(Component data from apps and pages)

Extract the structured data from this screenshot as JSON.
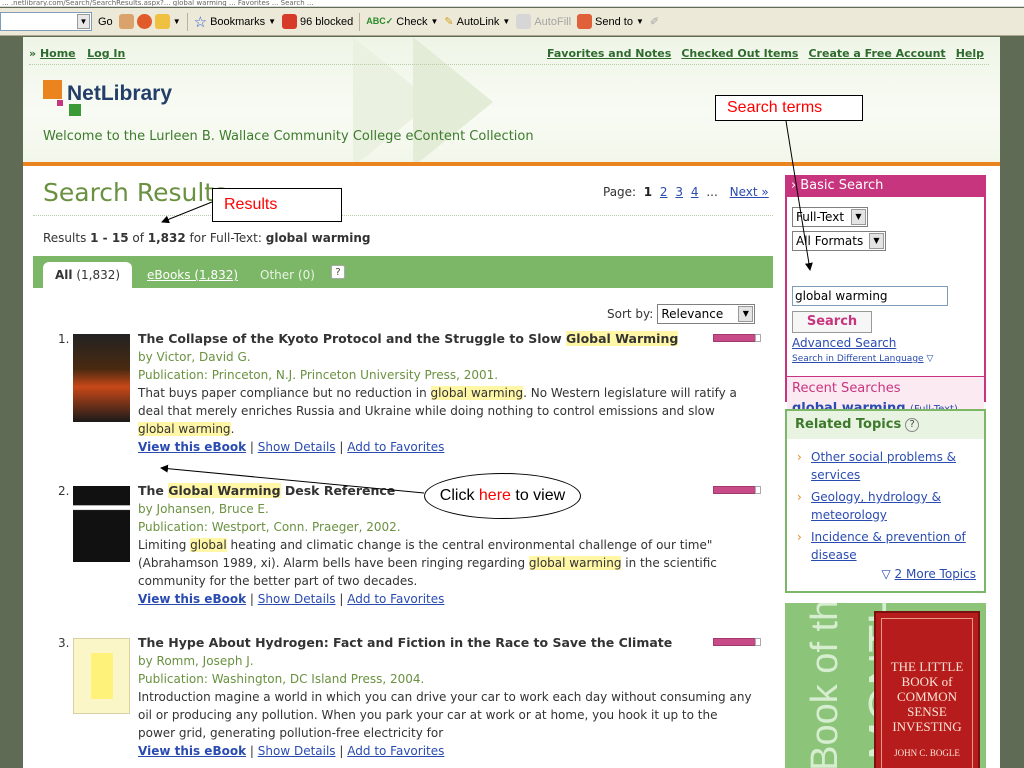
{
  "url_strip": "... .netlibrary.com/Search/SearchResults.aspx?... global warming ... Favorites ... Search ...",
  "toolbar": {
    "go_label": "Go",
    "bookmarks_label": "Bookmarks",
    "blocked_label": "96 blocked",
    "check_label": "Check",
    "autolink_label": "AutoLink",
    "autofill_label": "AutoFill",
    "sendto_label": "Send to"
  },
  "topnav": {
    "prefix": "»",
    "home": "Home",
    "login": "Log In",
    "right_links": [
      "Favorites and Notes",
      "Checked Out Items",
      "Create a Free Account",
      "Help"
    ]
  },
  "logo_text": "NetLibrary",
  "welcome": "Welcome to the Lurleen B. Wallace Community College eContent Collection",
  "search_results_title": "Search Results",
  "pager": {
    "label": "Page:",
    "current": "1",
    "pages": [
      "2",
      "3",
      "4"
    ],
    "ellipsis": "...",
    "next": "Next »"
  },
  "results_summary": {
    "prefix": "Results ",
    "range": "1 - 15",
    "of": " of ",
    "total": "1,832",
    "for": " for Full-Text: ",
    "query": "global warming"
  },
  "tabs": {
    "all_label": "All",
    "all_count": "(1,832)",
    "ebooks_label": "eBooks (1,832)",
    "other_label": "Other (0)",
    "help": "?"
  },
  "sort": {
    "label": "Sort by:",
    "value": "Relevance"
  },
  "results": [
    {
      "num": "1.",
      "title_pre": "The Collapse of the Kyoto Protocol and the Struggle to Slow ",
      "title_hl": "Global Warming",
      "author": "by Victor, David G.",
      "publication": "Publication: Princeton, N.J. Princeton University Press, 2001.",
      "desc_1": "That buys paper compliance but no reduction in ",
      "desc_hl1": "global warming",
      "desc_2": ". No Western legislature will ratify a deal that merely enriches Russia and Ukraine while doing nothing to control emissions and slow ",
      "desc_hl2": "global warming",
      "desc_3": "."
    },
    {
      "num": "2.",
      "title_pre": "The ",
      "title_hl": "Global Warming",
      "title_post": " Desk Reference",
      "author": "by Johansen, Bruce E.",
      "publication": "Publication: Westport, Conn. Praeger, 2002.",
      "desc_1": "Limiting ",
      "desc_hl1": "global",
      "desc_2": " heating and climatic change is the central environmental challenge of our time\" (Abrahamson 1989, xi). Alarm bells have been ringing regarding ",
      "desc_hl2": "global warming",
      "desc_3": " in the scientific community for the better part of two decades."
    },
    {
      "num": "3.",
      "title": "The Hype About Hydrogen: Fact and Fiction in the Race to Save the Climate",
      "author": "by Romm, Joseph J.",
      "publication": "Publication: Washington, DC Island Press, 2004.",
      "desc": "Introduction magine a world in which you can drive your car to work each day without consuming any oil or producing any pollution. When you park your car at work or at home, you hook it up to the power grid, generating pollution-free electricity for"
    }
  ],
  "actions": {
    "view": "View this eBook",
    "details": "Show Details",
    "favorites": "Add to Favorites",
    "sep": "|"
  },
  "basic_search": {
    "heading": "Basic Search",
    "type_select": "Full-Text",
    "format_select": "All Formats",
    "query": "global warming",
    "button": "Search",
    "advanced": "Advanced Search",
    "different_language": "Search in Different Language"
  },
  "recent_searches": {
    "heading": "Recent Searches",
    "item": "global warming",
    "item_scope": "(Full-Text)"
  },
  "related_topics": {
    "heading": "Related Topics",
    "help": "?",
    "items": [
      "Other social problems & services",
      "Geology, hydrology & meteorology",
      "Incidence & prevention of disease"
    ],
    "more": "2 More Topics"
  },
  "ebook_of_month": {
    "label_1": "eBook of the",
    "label_2": "MONTH",
    "cover_title": "THE LITTLE BOOK of COMMON SENSE INVESTING",
    "cover_author": "JOHN C. BOGLE"
  },
  "annotations": {
    "search_terms": "Search terms",
    "results": "Results",
    "click_pre": "Click ",
    "click_here": "here",
    "click_post": " to view"
  },
  "colors": {
    "green_accent": "#6a9140",
    "tab_green": "#7bb766",
    "magenta": "#c8357f",
    "orange": "#e9841f",
    "link_blue": "#2a4bb0",
    "highlight": "#fff6a6",
    "annotation_red": "#ff0000"
  }
}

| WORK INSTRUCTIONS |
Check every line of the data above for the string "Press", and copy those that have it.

| SOLUTION FOR THIS EXERCISE |
      "publication": "Publication: Princeton, N.J. Princeton University Press, 2001.",
      "publication": "Publication: Washington, DC Island Press, 2004.",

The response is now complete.